Jackson discusses Ruggero Deodato's 1980 horror film "Cannibal Holocaust," considering the various ways in which the film represents a realist horror model while simultaneously addressing its own methods of construction. He places the film within the context of its own generic heritage, and, in doing so, presents an analysis of the movie's textual structures. He argues that the reflexive modes of "Cannibal Holocaust" provide valuable insights into the stylistic presentation of realist horror.

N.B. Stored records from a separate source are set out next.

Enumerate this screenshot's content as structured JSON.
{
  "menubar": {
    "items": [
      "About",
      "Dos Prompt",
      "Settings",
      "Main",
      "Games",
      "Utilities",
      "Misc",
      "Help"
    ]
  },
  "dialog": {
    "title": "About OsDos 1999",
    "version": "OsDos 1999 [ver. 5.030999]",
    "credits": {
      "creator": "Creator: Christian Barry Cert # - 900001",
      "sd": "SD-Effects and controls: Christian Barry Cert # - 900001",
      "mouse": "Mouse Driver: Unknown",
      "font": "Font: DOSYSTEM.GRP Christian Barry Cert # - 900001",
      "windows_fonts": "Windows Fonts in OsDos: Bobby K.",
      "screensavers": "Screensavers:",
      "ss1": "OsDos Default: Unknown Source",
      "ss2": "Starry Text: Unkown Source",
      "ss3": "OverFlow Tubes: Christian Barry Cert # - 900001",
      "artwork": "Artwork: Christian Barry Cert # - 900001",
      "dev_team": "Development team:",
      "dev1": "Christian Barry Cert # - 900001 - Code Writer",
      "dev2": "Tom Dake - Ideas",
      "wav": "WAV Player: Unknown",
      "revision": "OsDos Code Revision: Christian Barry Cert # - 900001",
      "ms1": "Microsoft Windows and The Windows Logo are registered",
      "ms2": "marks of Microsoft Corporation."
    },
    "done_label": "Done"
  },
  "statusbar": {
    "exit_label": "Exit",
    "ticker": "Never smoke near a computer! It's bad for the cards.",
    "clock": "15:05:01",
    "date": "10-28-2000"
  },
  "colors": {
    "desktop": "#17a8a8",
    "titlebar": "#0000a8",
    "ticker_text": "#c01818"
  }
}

Lafond analyzes the Belgian film "C'est arrivé près de chez vous" ("Man Bites Dog"), released in 1992, directed by Remy Belvaux, André Bonzel, and Benoît Poelvoorde, and starring Poelvoorde as a charismatic serial killer who is followed by a documentary film crew as he goes on a violent rampage. Lafond reviews the film's controversial release and its success as a cult film that aroused controversy over its mixture of realistic cinematography and black humor. The film's implication of the audience in the killer's crimes, accentuated by a rape scene in which the cameraman partakes in the brutality, is examined and compared with the similarly amoral approach of the 1986 American film "Henry: Portrait of a Serial Killer."